The New York Energy Solution Project, owned by New York Transco, will alleviate electricity bottlenecks that currently exist and allow for greater use of clean energy produced upstate while also improving grid resiliency and storm hardening. It will upgrade and replace existing 80-year-old structures with about 230 fewer, more modern structures. The project will be in existing electric transmission corridors or on adjacent utility-owned land in the Town of Schodack in Rensselaer County; the Towns of Stuyvesant, Stockport, Ghent, Claverack, Livingston, Gallatin, and Clermont in Columbia County; and the Towns of Milan, Clinton, and Pleasant Valley in Dutchess County.

The Empire State Line will help relieve congestion and maximize the flow of renewable resources in Western New York, including hydroelectric power from the NYPA's Niagara Power Project, and from electricity imports from Ontario. The transmission project will involve construction of the transmission line and associated switchyards in the Town of Royalton in Niagara County and the Towns of Alden, Newstead, Lancaster, and Elma in Erie County.

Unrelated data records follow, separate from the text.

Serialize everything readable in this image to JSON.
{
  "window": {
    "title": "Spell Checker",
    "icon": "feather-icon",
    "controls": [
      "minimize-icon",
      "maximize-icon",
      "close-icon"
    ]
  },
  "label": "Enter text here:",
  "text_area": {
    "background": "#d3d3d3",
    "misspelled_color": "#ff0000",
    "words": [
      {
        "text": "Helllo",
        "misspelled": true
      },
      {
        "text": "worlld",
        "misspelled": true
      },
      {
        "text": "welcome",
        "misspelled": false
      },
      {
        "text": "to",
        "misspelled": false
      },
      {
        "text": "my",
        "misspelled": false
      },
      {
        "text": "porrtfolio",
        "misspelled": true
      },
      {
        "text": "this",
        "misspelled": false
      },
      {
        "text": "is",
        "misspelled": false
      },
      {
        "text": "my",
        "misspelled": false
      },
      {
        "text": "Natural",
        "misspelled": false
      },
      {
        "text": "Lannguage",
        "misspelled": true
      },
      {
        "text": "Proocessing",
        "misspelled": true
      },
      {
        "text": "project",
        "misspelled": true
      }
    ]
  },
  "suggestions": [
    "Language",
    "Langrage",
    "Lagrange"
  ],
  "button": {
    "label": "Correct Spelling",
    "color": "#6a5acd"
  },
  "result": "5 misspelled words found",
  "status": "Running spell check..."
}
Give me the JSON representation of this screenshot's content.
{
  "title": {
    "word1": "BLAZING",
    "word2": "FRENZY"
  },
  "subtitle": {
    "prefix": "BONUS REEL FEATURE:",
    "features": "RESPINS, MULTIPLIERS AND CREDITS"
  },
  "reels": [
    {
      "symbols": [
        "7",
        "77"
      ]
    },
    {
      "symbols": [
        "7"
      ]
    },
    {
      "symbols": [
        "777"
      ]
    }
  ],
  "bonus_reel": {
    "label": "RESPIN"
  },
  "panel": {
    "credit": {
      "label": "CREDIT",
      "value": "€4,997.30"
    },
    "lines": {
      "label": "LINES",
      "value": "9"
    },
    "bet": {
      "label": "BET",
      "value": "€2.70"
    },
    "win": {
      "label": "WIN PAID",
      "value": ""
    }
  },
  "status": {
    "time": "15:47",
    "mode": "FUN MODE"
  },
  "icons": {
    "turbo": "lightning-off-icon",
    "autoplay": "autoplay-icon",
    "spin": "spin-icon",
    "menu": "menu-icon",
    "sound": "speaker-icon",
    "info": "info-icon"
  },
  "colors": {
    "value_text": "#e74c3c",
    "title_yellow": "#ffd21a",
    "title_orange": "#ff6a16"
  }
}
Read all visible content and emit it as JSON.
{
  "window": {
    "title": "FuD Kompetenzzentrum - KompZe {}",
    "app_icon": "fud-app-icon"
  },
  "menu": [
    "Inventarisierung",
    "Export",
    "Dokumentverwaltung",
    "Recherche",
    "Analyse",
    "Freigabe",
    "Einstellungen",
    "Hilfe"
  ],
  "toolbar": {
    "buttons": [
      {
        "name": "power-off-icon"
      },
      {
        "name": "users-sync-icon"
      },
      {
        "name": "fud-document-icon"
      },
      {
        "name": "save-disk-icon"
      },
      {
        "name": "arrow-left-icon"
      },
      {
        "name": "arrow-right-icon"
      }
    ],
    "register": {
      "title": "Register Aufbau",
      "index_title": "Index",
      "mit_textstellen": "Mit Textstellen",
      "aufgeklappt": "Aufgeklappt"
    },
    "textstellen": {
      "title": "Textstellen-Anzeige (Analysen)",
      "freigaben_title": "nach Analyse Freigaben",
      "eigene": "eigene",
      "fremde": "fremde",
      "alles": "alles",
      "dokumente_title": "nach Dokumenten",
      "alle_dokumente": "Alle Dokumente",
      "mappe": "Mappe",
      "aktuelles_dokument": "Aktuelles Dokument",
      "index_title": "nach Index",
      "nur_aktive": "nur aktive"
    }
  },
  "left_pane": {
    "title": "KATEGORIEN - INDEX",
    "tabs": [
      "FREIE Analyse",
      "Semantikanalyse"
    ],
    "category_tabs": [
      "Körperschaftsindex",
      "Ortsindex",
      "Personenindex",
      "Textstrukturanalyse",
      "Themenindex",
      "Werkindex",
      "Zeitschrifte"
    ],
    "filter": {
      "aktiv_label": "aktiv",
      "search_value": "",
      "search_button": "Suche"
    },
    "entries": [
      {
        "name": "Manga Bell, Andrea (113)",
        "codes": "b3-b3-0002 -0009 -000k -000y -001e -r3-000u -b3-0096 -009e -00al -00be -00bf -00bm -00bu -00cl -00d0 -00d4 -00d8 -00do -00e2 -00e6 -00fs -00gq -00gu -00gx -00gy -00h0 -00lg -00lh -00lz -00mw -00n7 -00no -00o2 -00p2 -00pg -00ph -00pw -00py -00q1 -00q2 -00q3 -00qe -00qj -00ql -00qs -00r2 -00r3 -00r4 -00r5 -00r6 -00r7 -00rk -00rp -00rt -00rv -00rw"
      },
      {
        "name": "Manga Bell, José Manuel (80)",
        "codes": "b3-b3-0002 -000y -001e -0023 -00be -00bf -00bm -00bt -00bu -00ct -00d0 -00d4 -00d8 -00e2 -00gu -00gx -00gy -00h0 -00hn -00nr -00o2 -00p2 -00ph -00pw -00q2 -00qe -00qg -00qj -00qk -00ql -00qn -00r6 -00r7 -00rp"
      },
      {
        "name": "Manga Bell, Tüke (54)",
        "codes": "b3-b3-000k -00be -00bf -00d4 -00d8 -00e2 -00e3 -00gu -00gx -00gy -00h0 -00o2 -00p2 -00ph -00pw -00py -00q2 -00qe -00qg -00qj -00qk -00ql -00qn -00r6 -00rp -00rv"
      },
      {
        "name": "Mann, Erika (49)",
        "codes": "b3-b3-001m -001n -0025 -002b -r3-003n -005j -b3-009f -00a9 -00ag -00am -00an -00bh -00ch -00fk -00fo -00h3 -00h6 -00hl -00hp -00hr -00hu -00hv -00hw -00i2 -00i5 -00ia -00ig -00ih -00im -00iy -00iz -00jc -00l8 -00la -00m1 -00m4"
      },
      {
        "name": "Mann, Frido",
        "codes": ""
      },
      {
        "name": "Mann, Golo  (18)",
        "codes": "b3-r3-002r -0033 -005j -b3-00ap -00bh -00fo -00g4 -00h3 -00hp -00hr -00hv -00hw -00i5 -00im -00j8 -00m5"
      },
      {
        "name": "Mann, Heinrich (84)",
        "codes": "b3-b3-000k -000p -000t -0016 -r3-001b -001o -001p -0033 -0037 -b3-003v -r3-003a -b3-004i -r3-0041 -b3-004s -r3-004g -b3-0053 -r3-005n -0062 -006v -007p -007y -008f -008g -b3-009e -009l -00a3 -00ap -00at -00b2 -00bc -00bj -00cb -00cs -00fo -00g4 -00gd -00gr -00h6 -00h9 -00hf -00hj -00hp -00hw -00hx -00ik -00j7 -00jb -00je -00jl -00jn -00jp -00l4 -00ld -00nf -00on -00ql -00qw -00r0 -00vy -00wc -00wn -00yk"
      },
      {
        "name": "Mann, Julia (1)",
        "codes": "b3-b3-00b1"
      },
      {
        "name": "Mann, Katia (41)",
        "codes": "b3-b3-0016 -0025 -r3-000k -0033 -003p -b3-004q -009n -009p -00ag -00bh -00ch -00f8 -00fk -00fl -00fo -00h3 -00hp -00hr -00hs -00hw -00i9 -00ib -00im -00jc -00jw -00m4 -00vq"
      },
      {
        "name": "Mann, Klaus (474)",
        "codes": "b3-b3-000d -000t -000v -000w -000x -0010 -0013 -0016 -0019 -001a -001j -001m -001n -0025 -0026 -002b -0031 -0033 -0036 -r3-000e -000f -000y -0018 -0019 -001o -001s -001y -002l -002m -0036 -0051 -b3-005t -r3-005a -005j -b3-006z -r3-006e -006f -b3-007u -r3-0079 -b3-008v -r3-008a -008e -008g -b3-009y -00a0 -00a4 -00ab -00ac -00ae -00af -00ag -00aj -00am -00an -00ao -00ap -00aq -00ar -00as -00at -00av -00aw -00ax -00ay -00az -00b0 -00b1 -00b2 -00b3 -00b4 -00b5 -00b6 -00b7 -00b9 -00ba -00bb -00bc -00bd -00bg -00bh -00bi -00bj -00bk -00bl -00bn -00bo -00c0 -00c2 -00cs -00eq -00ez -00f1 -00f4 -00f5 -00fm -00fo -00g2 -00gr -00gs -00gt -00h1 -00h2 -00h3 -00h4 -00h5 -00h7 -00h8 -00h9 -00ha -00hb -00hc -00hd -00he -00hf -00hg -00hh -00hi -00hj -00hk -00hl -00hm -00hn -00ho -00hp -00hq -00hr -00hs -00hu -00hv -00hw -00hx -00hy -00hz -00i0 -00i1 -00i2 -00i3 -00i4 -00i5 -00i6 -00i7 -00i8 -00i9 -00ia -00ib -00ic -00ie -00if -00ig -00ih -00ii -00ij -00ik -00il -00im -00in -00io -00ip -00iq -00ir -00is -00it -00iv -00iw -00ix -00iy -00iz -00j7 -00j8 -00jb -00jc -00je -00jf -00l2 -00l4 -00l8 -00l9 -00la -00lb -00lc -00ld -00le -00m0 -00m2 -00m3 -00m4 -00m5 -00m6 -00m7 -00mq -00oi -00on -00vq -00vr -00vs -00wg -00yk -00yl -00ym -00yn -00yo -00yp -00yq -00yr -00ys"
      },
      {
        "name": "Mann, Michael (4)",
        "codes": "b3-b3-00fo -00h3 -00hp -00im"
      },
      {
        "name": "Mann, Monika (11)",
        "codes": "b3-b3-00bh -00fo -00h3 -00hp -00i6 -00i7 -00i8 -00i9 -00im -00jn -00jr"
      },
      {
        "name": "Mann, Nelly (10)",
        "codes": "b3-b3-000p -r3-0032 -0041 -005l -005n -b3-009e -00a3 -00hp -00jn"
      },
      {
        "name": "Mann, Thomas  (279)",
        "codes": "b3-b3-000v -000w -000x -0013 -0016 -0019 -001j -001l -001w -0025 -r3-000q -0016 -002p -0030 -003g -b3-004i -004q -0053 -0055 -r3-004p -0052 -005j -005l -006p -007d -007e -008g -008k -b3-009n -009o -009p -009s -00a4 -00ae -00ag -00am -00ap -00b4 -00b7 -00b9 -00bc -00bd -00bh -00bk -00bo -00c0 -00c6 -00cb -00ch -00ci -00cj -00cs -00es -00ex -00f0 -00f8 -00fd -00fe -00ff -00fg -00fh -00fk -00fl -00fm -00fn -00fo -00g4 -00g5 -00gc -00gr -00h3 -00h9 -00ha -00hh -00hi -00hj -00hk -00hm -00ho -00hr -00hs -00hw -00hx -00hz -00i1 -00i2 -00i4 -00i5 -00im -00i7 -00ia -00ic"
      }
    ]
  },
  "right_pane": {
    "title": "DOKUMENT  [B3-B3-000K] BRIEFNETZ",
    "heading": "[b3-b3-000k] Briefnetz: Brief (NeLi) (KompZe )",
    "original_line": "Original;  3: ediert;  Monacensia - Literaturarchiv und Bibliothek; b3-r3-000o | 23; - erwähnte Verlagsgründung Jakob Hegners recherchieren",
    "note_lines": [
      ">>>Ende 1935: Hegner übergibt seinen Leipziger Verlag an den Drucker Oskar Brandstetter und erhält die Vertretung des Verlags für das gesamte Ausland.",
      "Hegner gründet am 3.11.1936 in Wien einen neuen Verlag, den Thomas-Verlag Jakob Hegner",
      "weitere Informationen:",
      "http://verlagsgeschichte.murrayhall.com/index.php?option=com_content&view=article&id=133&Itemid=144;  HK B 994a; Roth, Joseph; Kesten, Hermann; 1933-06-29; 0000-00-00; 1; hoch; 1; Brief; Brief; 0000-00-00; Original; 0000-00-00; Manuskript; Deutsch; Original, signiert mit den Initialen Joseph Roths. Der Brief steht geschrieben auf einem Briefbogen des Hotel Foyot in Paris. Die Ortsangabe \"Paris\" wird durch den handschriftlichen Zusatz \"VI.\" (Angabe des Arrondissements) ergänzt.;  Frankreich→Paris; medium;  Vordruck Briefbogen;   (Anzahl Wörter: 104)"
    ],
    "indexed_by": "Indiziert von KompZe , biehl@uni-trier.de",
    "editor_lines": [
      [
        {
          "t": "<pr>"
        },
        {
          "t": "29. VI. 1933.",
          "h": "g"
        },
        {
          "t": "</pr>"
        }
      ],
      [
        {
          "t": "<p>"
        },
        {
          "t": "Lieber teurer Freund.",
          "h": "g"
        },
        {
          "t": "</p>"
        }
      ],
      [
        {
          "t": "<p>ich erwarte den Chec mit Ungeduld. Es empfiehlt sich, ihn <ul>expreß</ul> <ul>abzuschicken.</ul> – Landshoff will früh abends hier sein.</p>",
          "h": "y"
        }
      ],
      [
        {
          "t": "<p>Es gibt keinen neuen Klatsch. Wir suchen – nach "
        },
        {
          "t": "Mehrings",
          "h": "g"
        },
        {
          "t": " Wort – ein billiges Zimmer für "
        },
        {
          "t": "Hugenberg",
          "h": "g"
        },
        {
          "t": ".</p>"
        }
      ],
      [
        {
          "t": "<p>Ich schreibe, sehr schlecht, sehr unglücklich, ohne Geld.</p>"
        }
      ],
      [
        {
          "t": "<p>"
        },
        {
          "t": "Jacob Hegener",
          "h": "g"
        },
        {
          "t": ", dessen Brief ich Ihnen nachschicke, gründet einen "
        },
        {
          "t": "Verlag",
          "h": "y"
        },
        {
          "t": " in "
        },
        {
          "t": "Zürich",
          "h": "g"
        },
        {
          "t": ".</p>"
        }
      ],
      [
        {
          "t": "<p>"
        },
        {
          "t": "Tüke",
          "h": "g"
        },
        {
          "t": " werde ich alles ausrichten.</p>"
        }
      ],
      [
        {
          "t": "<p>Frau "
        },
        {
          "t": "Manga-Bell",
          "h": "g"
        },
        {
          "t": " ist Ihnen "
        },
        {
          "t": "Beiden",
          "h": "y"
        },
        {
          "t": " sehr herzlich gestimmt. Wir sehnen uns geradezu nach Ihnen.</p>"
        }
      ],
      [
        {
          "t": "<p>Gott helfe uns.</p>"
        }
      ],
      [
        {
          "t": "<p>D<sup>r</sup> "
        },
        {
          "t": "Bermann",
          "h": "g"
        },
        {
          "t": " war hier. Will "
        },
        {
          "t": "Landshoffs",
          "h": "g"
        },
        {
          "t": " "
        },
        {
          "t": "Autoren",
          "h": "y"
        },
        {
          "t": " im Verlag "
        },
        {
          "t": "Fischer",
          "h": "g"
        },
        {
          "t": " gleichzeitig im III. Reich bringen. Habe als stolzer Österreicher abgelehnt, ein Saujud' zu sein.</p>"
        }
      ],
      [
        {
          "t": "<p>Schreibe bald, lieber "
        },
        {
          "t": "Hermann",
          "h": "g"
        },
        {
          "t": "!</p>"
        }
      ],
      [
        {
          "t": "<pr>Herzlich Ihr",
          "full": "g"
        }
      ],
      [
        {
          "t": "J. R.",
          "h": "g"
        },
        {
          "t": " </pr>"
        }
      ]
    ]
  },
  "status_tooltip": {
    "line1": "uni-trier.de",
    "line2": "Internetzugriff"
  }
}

New York Transco will work with Orange and Rockland Utilities, Inc., and Central Hudson Gas & Electric Corp. to develop additional, related infrastructure upgrades previously required by the Commission. The International Brotherhood of Electrical Workers supports the project because it will create many well-paying construction jobs for New Yorkers. The project is expected to be operational by the end of 2023.

Public Service Commission Chair John B. Rhodes said, "Governor Cuomo's nation-leading work to create a clean, green economy requires smart new transmission investments to connect renewable power to customers. The project we approved delivers that power and provides significant positive job and climate benefits for all New Yorkers."

Gil C. Quiniones, president and CEO of the NYPA, said: "Building new transmission infrastructure to integrate more renewable energy into the state electric grid is critical for us to achieve the governor's bold 70% renewable electricity by 2030 goal. The NYPA is pleased to see the New York Energy Solution project and the Empire State Line move forward. With Smart Path, the Marcy to New Scotland Transmission Upgrade Project and the recent commencement of the Northern New York Priority Transmission Project, we are initiating the clean energy superhighway that is needed to modernize our grid, and ensure that it is resilient, reliable, and affordable for the next generations of New Yorkers."

Voice your opinion!

To join the conversation, and become an exclusive member of T&D World, create an account today!